One person who had a great story to tell was Sid Stoddart from Celia Crescent, Ashford, who should know a thing or two about our waterways having worked all his life on or around the Thames, mainly as a lighterman hauling barges between the upper reaches and the London docks.
Sid, now 83 and long-retired, recalled that on many occasions during the 1950s and 60s, he had to travel along the Grand Union canal from Brentford towards Southall.
“There was already a large Asian population around the town,” he said, “and sometimes there would be so many coconuts and flowers in the water it looked like you could walk across the canal from one bank to the other on them.
“I used to fish them out and hang them up for the birds.” Thanks for that Sid – at least we can put our minds at rest and not have to worry about rapidly-accelerating global warming!
While I was talking to Sid and his wife, Molly, 80, they proved to be a fountain of knowledge about life on the water.
Sid’s first paying job on the river started when he was a teenager rowing the ferry across the Thames at Isleworth where he lived with his parents.

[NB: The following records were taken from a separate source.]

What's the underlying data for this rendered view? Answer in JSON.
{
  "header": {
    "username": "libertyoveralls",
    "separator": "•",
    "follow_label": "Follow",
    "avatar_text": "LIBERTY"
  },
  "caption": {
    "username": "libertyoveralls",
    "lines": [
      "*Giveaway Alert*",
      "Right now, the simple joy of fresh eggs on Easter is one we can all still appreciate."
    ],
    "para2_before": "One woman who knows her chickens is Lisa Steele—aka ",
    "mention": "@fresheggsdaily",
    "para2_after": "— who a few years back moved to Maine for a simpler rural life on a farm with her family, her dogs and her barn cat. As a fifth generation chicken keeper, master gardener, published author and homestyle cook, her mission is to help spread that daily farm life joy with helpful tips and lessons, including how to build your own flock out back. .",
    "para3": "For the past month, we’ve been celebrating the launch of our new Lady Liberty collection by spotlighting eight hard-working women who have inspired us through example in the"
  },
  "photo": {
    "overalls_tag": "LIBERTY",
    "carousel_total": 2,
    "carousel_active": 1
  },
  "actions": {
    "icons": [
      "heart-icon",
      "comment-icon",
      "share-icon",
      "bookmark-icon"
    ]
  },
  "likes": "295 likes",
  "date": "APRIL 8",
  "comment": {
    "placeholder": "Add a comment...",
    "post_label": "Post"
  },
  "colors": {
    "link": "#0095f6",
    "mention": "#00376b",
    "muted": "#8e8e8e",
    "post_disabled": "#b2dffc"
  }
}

He remembers that on one occasion two yobs burned down the parish church at Isleworth.
“I made more than £12 the following day,” he chuckles, “charging people a penny a time to cross the river to look at the ruins of the church.” (And that was at the time when there were 240 pennies to the pound – work out the numbers for yourself!)
In 1941, at the age of 16, Sid started work as an apprentice with Morgans Ltd based at Lion Wharf in Isleworth and was a regular member of the crew of the Isleworth Lion tug towing barges up and down the river.
“It was a hard life, particularly in the winter time when you were stuck out holding the tiller in the freezing cold. The tug had no cabin or anything so if it rained, you just got soaked,” he said.
After 20 years with Morgans and several more working ‘on the pool’ – a kind of freelance work picking up barges to tow under the old Dock Labour Scheme – Sid ended up working for Tough Brothers boatyard at Teddington until he retired in 1990. By then, he and Molly had moved to Ashford.
“I worked around the yard helping to slip and launch boats that were built or modified there,” he said.
Sid was privileged to help launch the biggest boat ever built at Toughs – the 130-foot long Brave Goose that was built for National Car Parks’ founder and millionaire Sir Donald Gosling.
“Sadly, one of the yard directors who was given the task of towing the ship down to the Pool of London managed to hit Richmond Bridge with it,” said Sid. “I did warn him that it wouldn’t fit under the bridge at all states of the tide but he seemed to think he knew best.”
Now, Sid and Molly confine themselves to odd trips out on their cruiser, Amity, which they keep at Penton Hook.